Among those in attendance Thursday was 1990 Wimbledon finalist Zina Garrison.

''You broke down the doors for me and so many others,'' Garrison said. ''Althea, I love you.''

Gibson died of respiratory failure Sunday at a hospital in East Orange, where she had lived for many years. She was 76.

She won 11 Grand Slam titles, including five in singles: the French Open in 1956, and Wimbledon and the precursor to the U.S. Open in 1957 and 1958.

In 1963, Gibson became the first black player on the LPGA Tour, though she never won a tournament.

After retiring, Gibson took up a life of community service. In 1975, she was named New Jersey's first black woman athletic commissioner, and also served as an Essex County Parks commissioner, and recreation director in East Orange.

She and longtime friend Frances Clayton Gray co-founded the Althea Gibson Foundation, to provide educational opportunities to youth through tennis.

The president of the U.S. Tennis Association, Alan Schwartz, spoke Thursday about Alice Marble, a leading white player of Gibson's day. Marble lobbied to let Gibson play in the U.S. championships, writing a letter published in the July 1950 issue of American Lawn Tennis magazine.

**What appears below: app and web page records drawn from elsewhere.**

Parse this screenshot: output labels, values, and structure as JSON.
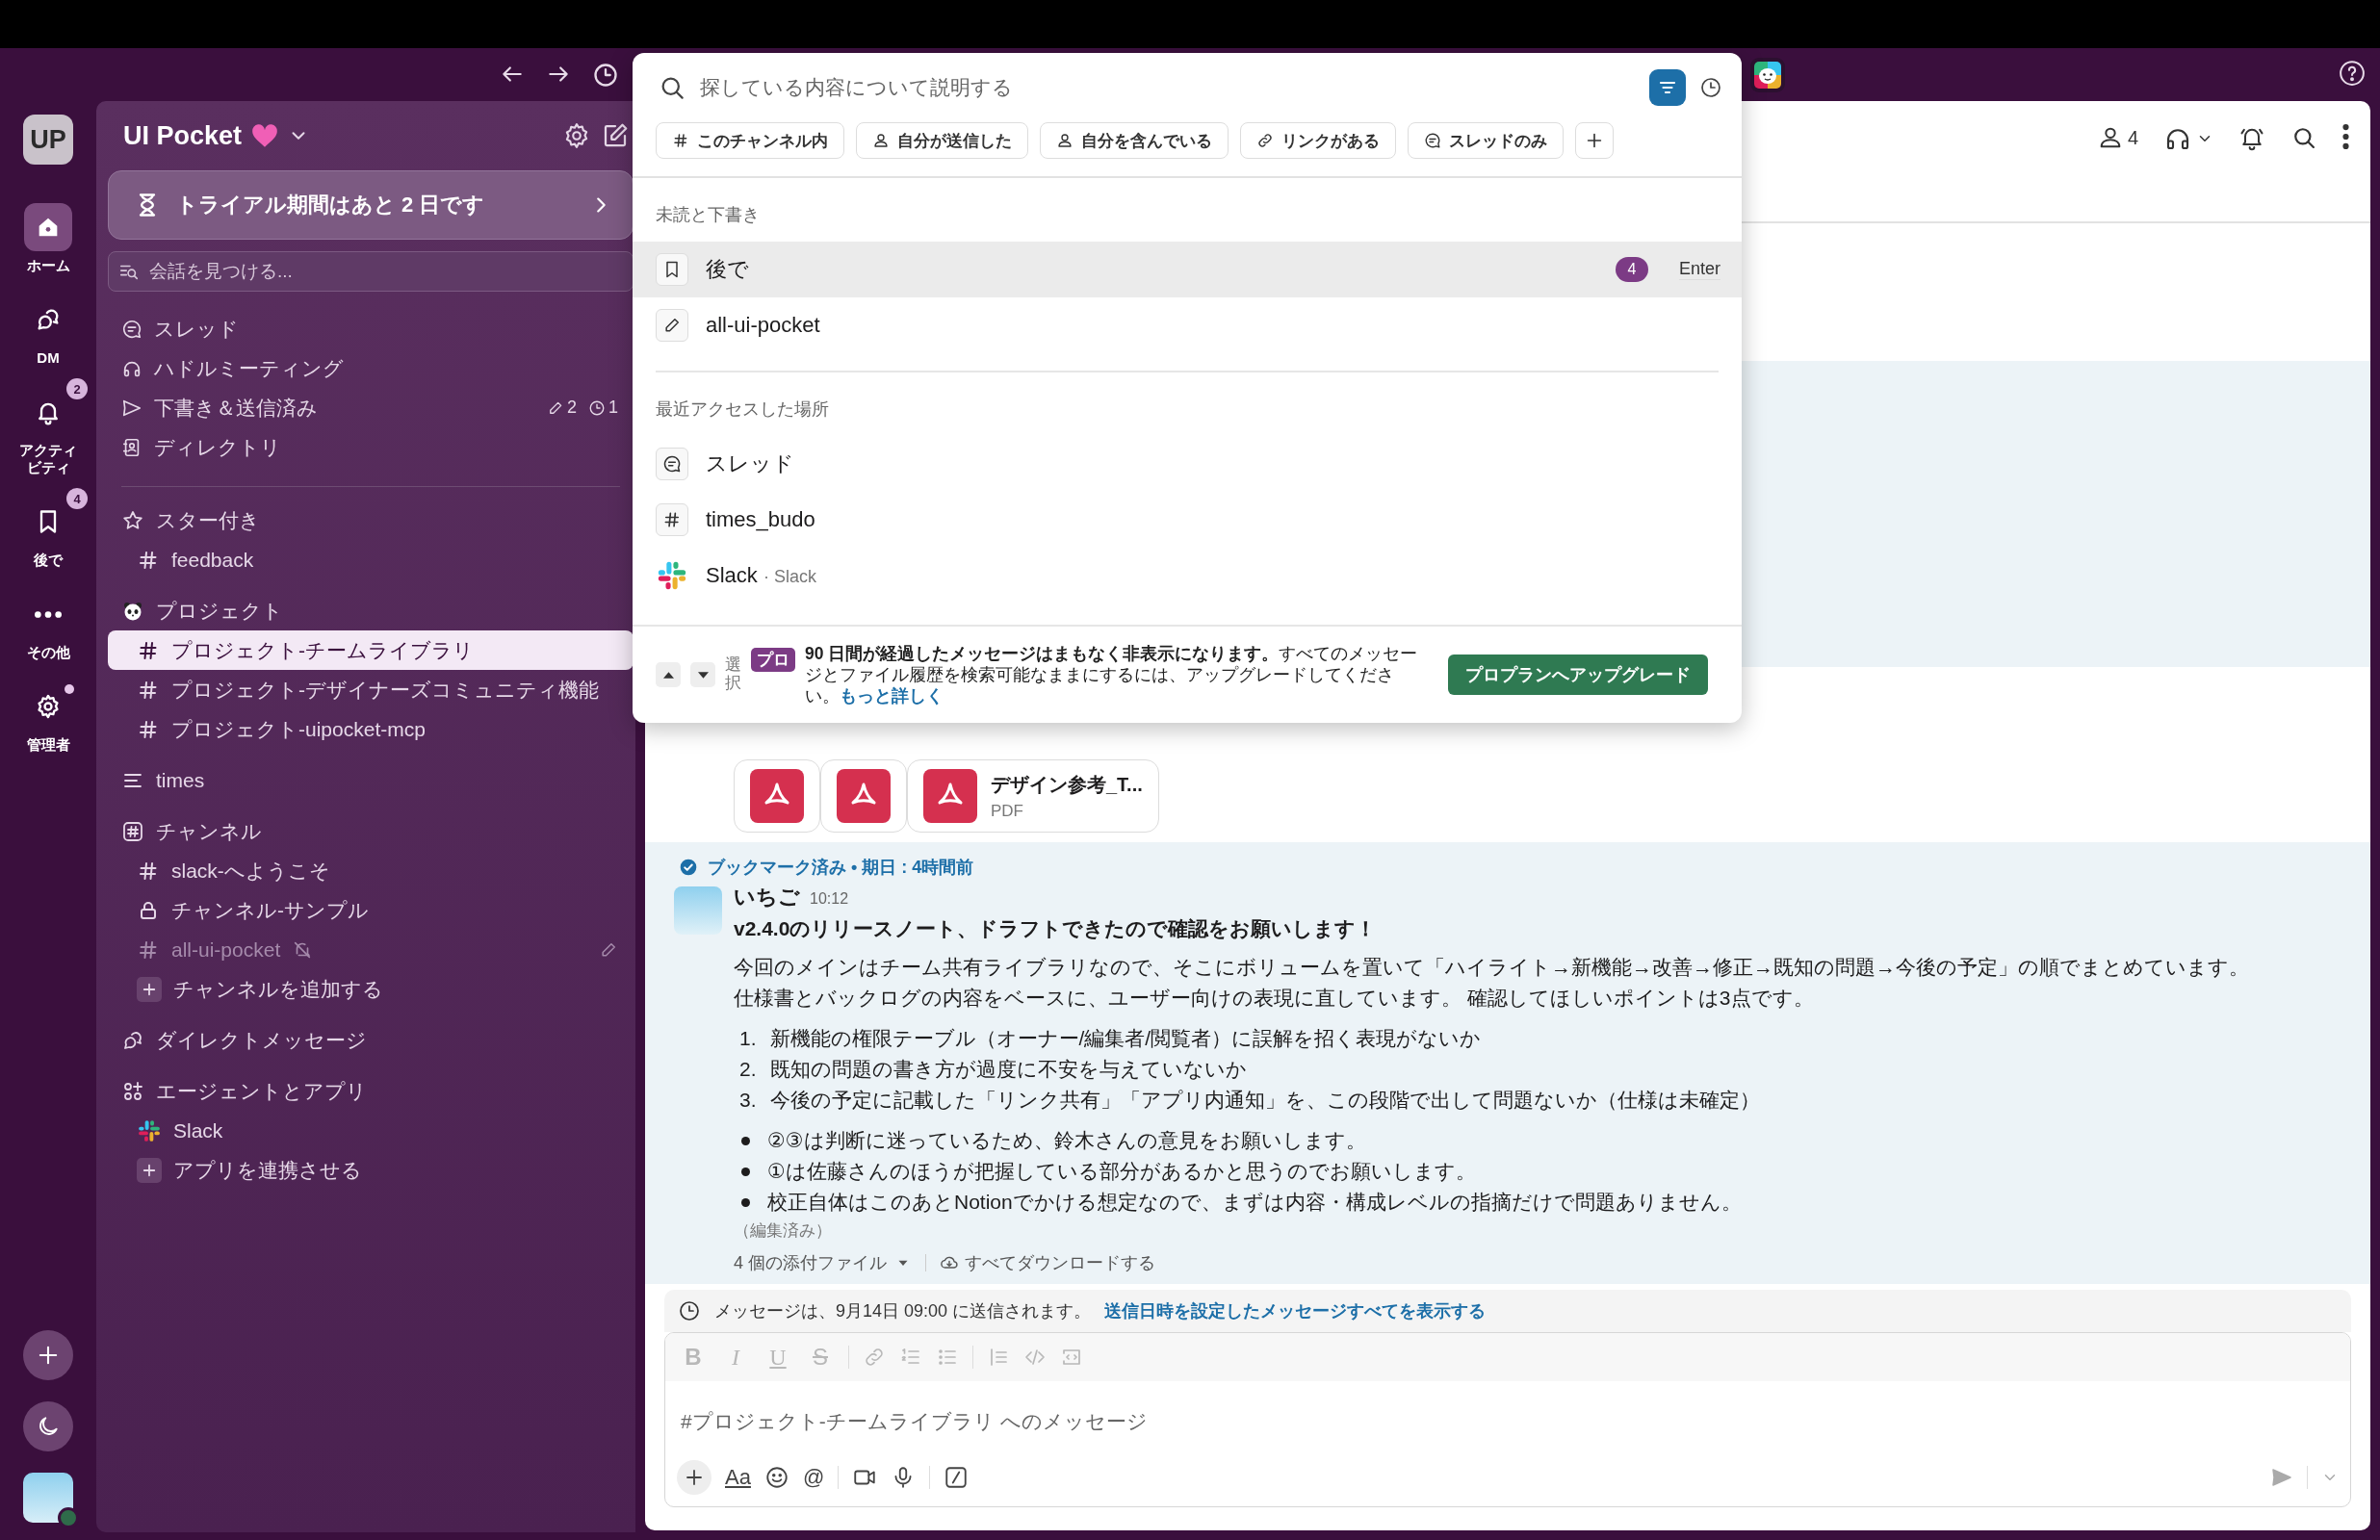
{
  "rail": {
    "workspace_initials": "UP",
    "items": [
      {
        "kind": "home",
        "label": "ホーム",
        "selected": true,
        "dot": false
      },
      {
        "kind": "dm",
        "label": "DM",
        "selected": false,
        "dot": false
      },
      {
        "kind": "activity",
        "label": "アクティビティ",
        "selected": false,
        "badge": "2",
        "dot": false
      },
      {
        "kind": "later",
        "label": "後で",
        "selected": false,
        "badge": "4",
        "dot": false
      },
      {
        "kind": "more",
        "label": "その他",
        "selected": false,
        "dot": false
      },
      {
        "kind": "admin",
        "label": "管理者",
        "selected": false,
        "dot": true
      }
    ]
  },
  "sidebar": {
    "workspace": "UI Pocket",
    "trial_banner": "トライアル期間はあと 2 日です",
    "find_placeholder": "会話を見つける...",
    "nav": [
      {
        "kind": "threads",
        "label": "スレッド"
      },
      {
        "kind": "huddle",
        "label": "ハドルミーティング"
      },
      {
        "kind": "drafts",
        "label": "下書き＆送信済み",
        "draft_count": "2",
        "scheduled_count": "1"
      },
      {
        "kind": "directory",
        "label": "ディレクトリ"
      }
    ],
    "sections": [
      {
        "kind": "star",
        "title": "スター付き",
        "items": [
          {
            "kind": "hash",
            "label": "feedback",
            "selected": false,
            "muted": false,
            "draft": false
          }
        ]
      },
      {
        "kind": "project",
        "title": "プロジェクト",
        "items": [
          {
            "kind": "hash",
            "label": "プロジェクト-チームライブラリ",
            "selected": true,
            "muted": false,
            "draft": false
          },
          {
            "kind": "hash",
            "label": "プロジェクト-デザイナーズコミュニティ機能",
            "selected": false,
            "muted": false,
            "draft": false
          },
          {
            "kind": "hash",
            "label": "プロジェクト-uipocket-mcp",
            "selected": false,
            "muted": false,
            "draft": false
          }
        ]
      },
      {
        "kind": "list",
        "title": "times"
      },
      {
        "kind": "channels",
        "title": "チャンネル",
        "items": [
          {
            "kind": "hash",
            "label": "slack-へようこそ",
            "selected": false,
            "muted": false,
            "draft": false
          },
          {
            "kind": "lock",
            "label": "チャンネル-サンプル",
            "selected": false,
            "muted": false,
            "draft": false
          },
          {
            "kind": "hash",
            "label": "all-ui-pocket",
            "selected": false,
            "muted": true,
            "draft": true
          },
          {
            "kind": "add",
            "label": "チャンネルを追加する",
            "selected": false,
            "muted": false,
            "draft": false
          }
        ]
      },
      {
        "kind": "dm",
        "title": "ダイレクトメッセージ"
      },
      {
        "kind": "apps",
        "title": "エージェントとアプリ",
        "items": [
          {
            "kind": "app",
            "label": "Slack",
            "selected": false,
            "muted": false,
            "draft": false
          },
          {
            "kind": "add",
            "label": "アプリを連携させる",
            "selected": false,
            "muted": false,
            "draft": false
          }
        ]
      }
    ]
  },
  "channel_header": {
    "member_count": "4"
  },
  "messages": {
    "attachments": [
      {
        "kind": "pdf"
      },
      {
        "kind": "pdf"
      },
      {
        "kind": "pdf",
        "name": "デザイン参考_T...",
        "type": "PDF"
      }
    ],
    "message": {
      "bookmark_status": "ブックマーク済み • 期日 : 4時間前",
      "author": "いちご",
      "time": "10:12",
      "title": "v2.4.0のリリースノート、ドラフトできたので確認をお願いします！",
      "paragraph_lines": [
        "今回のメインはチーム共有ライブラリなので、そこにボリュームを置いて「ハイライト→新機能→改善→修正→既知の問題→今後の予定」の順でまとめています。",
        "仕様書とバックログの内容をベースに、ユーザー向けの表現に直しています。 確認してほしいポイントは3点です。"
      ],
      "numbered": [
        {
          "number": "1.",
          "text": "新機能の権限テーブル（オーナー/編集者/閲覧者）に誤解を招く表現がないか"
        },
        {
          "number": "2.",
          "text": "既知の問題の書き方が過度に不安を与えていないか"
        },
        {
          "number": "3.",
          "text": "今後の予定に記載した「リンク共有」「アプリ内通知」を、この段階で出して問題ないか（仕様は未確定）"
        }
      ],
      "bullets": [
        "②③は判断に迷っているため、鈴木さんの意見をお願いします。",
        "①は佐藤さんのほうが把握している部分があるかと思うのでお願いします。",
        "校正自体はこのあとNotionでかける想定なので、まずは内容・構成レベルの指摘だけで問題ありません。"
      ],
      "edited": "（編集済み）",
      "attachment_count": "4 個の添付ファイル",
      "download_all": "すべてダウンロードする"
    }
  },
  "scheduled_notice": {
    "text": "メッセージは、9月14日 09:00 に送信されます。",
    "link": "送信日時を設定したメッセージすべてを表示する"
  },
  "composer": {
    "format_buttons": [
      {
        "kind": "bold",
        "glyph": "B"
      },
      {
        "kind": "italic",
        "glyph": "I"
      },
      {
        "kind": "underline",
        "glyph": "U"
      },
      {
        "kind": "strike",
        "glyph": "S"
      }
    ],
    "placeholder": "#プロジェクト-チームライブラリ へのメッセージ",
    "text_format": "Aa",
    "mention": "@"
  },
  "search": {
    "placeholder": "探している内容について説明する",
    "filters": [
      {
        "kind": "hash",
        "label": "このチャンネル内"
      },
      {
        "kind": "person",
        "label": "自分が送信した"
      },
      {
        "kind": "person",
        "label": "自分を含んでいる"
      },
      {
        "kind": "link",
        "label": "リンクがある"
      },
      {
        "kind": "thread",
        "label": "スレッドのみ"
      }
    ],
    "sections": [
      {
        "title": "未読と下書き",
        "items": [
          {
            "kind": "bookmark",
            "label": "後で",
            "badge": "4",
            "shortcut": "Enter",
            "selected": true
          },
          {
            "kind": "pencil",
            "label": "all-ui-pocket",
            "selected": false
          }
        ]
      },
      {
        "title": "最近アクセスした場所",
        "items": [
          {
            "kind": "thread",
            "label": "スレッド",
            "selected": false
          },
          {
            "kind": "hash",
            "label": "times_budo",
            "selected": false
          },
          {
            "kind": "app",
            "label": "Slack",
            "sub": "· Slack",
            "selected": false
          }
        ]
      }
    ],
    "footer": {
      "select_hint": "選択",
      "plan_badge": "プロ",
      "notice": "**90 日間が経過したメッセージはまもなく非表示になります。**すべてのメッセージとファイル履歴を検索可能なままにするには、アップグレードしてください。",
      "link": "もっと詳しく",
      "button": "プロプランへアップグレード"
    }
  }
}
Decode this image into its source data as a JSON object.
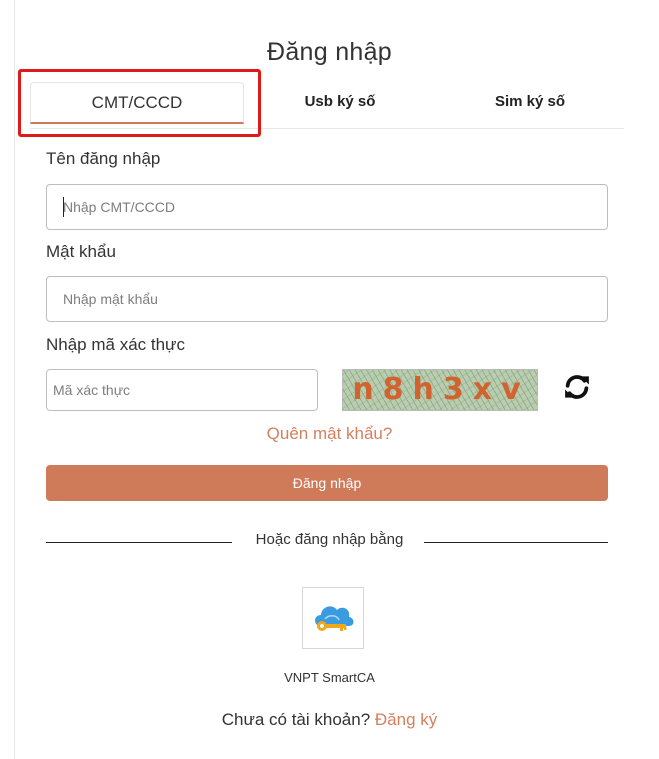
{
  "title": "Đăng nhập",
  "tabs": [
    {
      "label": "CMT/CCCD",
      "active": true
    },
    {
      "label": "Usb ký số",
      "active": false
    },
    {
      "label": "Sim ký số",
      "active": false
    }
  ],
  "form": {
    "username": {
      "label": "Tên đăng nhập",
      "placeholder": "Nhập CMT/CCCD",
      "value": ""
    },
    "password": {
      "label": "Mật khẩu",
      "placeholder": "Nhập mật khẩu",
      "value": ""
    },
    "captcha": {
      "label": "Nhập mã xác thực",
      "placeholder": "Mã xác thực",
      "value": "",
      "image_text": "n8h3xv"
    },
    "forgot_password": "Quên mật khẩu?",
    "submit_label": "Đăng nhập"
  },
  "alt_login": {
    "divider_text": "Hoặc đăng nhập bằng",
    "provider_label": "VNPT SmartCA",
    "provider_icon": "cloud-key-icon"
  },
  "signup": {
    "prompt": "Chưa có tài khoản?",
    "link": "Đăng ký"
  },
  "colors": {
    "accent": "#cf7b5a",
    "link": "#d4805f",
    "highlight_border": "#e01a1a"
  }
}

''I think it's time we face a few facts,'' Schwartz read, quoting Marble's letter. ''If tennis is a game of ladies and gentlemen, it's time we acted in a gentle manner, not like sanctimonious hypocrites.''